New actors include Professor Arthur Duff, who is the head of furniture design at CEPT university, radio jockey and actor Devaki, folk singer Aditya Gadhvi and comedian Ojas Rawal.
“I have no idea what role I am playing. No one here knows which character they are playing. We will all get to know it soon. I got a call from Mallika and that was it. This will be my first performance and it is a new frontier for me and I will do it. I will find a balance between my work and rehearsals as this will demand a lot of time,” said Duff.
Commenting on the “exclusion” of women and adivasi characters in the history of the city, Devaki said, “There are many women who have contributed to the history of the city and not many people know about them. In Kadak, we will be bringing their stories along with stories of adivasis who have fought for the city.”
On the premises of Shreyas Foundation, the Shrimati Bharatidevi Sarabhai Shrirangam Amphitheatre, an open air space, can accommodate over 3,000 spectators. The 33-metre stage has a front adorned with fountains and a pool of water. The amphitheatre was established by Leena Sarabhai, sister of the late Vikram Sarabhai, father of India’s space programme.
Reflections from the stage on the water body ends up creating a mirror image and actors call it “a parallel illusionary world”. The highest step of the theatre, named Chitrakoot, provides a glimpse of the city lights during the night.
Talking about new elements in Kadak Badshahi 2.0, Chandran, said, “In the new version, we have a longer piece on the Navnirman Movement. In the previous versions, it was only for a few minutes, but this time it is about 10 minutes. We want people to remember that the students movement which found its roots in Ahmedabad ultimately lead to the Emergency.”
Manishi Jani, one of the leaders in the Navnirman Movement who has been playing himself in the previous versions of the play, said, “This time we might be possibly bringing in other movements which have happened in Ahmedababd in the past. I will get to know that as soon as we start rehearsals.”

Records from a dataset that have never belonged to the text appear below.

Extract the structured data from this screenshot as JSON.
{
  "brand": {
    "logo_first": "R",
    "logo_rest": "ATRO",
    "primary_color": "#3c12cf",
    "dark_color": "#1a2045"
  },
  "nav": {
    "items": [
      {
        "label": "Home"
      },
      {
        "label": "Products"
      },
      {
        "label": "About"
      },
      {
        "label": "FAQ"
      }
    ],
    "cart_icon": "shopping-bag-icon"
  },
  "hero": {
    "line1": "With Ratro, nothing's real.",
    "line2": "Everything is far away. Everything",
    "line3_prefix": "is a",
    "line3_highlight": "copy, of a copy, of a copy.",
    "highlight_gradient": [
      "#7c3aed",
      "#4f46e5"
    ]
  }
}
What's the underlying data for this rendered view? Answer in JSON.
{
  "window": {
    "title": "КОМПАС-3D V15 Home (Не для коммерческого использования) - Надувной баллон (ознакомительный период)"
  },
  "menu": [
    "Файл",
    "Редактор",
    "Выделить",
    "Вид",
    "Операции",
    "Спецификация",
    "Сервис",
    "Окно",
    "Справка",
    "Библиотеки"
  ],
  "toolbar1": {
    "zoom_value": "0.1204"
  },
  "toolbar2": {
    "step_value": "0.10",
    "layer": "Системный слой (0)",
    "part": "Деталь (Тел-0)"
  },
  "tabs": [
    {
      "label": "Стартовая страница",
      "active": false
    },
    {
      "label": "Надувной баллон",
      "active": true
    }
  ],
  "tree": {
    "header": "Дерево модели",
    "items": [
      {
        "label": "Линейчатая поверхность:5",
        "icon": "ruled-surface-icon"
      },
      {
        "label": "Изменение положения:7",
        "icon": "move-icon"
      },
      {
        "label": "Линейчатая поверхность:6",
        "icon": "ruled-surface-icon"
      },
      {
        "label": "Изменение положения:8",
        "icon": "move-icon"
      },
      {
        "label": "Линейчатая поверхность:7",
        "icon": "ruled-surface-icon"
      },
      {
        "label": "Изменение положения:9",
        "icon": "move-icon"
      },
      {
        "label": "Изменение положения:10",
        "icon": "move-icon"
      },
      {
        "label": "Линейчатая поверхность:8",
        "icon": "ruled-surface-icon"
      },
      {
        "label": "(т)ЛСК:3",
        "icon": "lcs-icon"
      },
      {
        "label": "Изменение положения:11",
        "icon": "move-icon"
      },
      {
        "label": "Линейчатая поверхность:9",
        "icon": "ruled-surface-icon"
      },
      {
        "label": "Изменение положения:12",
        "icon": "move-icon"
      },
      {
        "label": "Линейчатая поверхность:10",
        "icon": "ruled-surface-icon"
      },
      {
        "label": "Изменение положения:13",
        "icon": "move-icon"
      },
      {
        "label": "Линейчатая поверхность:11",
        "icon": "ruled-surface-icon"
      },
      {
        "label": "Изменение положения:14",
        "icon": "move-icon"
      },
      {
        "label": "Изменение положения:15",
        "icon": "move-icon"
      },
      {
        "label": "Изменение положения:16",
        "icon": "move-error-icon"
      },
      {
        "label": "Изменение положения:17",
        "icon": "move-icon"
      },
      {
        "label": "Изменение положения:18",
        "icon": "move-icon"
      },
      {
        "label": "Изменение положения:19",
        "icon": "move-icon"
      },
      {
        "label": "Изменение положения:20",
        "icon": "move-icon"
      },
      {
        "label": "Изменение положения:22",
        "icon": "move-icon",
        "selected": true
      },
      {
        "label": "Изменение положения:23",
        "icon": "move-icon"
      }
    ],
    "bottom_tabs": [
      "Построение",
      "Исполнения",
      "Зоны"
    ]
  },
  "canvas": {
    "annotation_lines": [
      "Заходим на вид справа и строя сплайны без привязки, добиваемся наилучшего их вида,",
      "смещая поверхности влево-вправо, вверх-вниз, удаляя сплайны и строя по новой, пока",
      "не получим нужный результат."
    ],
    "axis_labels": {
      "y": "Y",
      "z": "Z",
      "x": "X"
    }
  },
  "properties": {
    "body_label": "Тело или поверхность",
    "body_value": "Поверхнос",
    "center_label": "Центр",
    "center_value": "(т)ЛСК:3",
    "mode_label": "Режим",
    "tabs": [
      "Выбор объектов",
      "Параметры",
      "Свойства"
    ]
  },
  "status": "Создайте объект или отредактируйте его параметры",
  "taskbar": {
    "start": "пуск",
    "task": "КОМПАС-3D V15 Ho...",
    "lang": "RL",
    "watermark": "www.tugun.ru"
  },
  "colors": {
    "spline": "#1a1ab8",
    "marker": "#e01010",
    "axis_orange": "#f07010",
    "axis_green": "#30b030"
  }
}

Padma Shri award winning architect B V Doshi, who had been a narrator in the previous version, said, “I will be doing a similar role and talking about the heritage of the city. The performance will also look into pols and stories around them. The pols should not only be remembered, but also replicated and through this play we will be able to tell people about the rich legacy around the pols.”
The money that will be raised in the shows will be used for the rebuilding of Natarani — a venue in Darpana Academy which is hub of national and international arts.
The uniqueness of Kadak Badshahi is that it brings together the Who’s Who of the city’s arts and culture – many who have never before performed together.
Kadak Badshahi, which takes its name from a brewed tea favoured by the founder of the city Ahmed Shah Badshah, has roots in Darpana’s celebration of Ahmedabad’s 600th year by members of Darpana Academy of Performing Arts in 2011 — called ‘600 Not Out’.
In one of the events, actors would read poems on Ahmedabad while painters would paint as the poems were read. Kadak Badshahi was a part of this larger event. It included photo and short film competitions in the city of Ahmedabad. The entire event lasted for three days and Kadak was performed in Natarani.
In the 2015 version, the directors Yadavan Chandran, Mallika Sarabhai and Nisarg Trivedi reconstructed the play which ran for three seasons and 33 continuous full-house nights. Over 100 actors from Ahmedabad came together for Kadak Badshahi.
“Ahmedabad is famous for its chai. And when there were mills in the city, chai became popular with people and tea vendors gave various names to their chai. One of it was Kadak Badshahi chai and we used it as a metaphor for the people of Ahmedabad. The idea of the performance is to celebrate the lesser known people who have shaped the city of Ahmedabad. Everyone speaks about Ahmed Shah or Manek Baba but not many know about the mill workers and Majoor Mahajan who got reforms or students who brought a revolution,” said Nisarg Trivedi.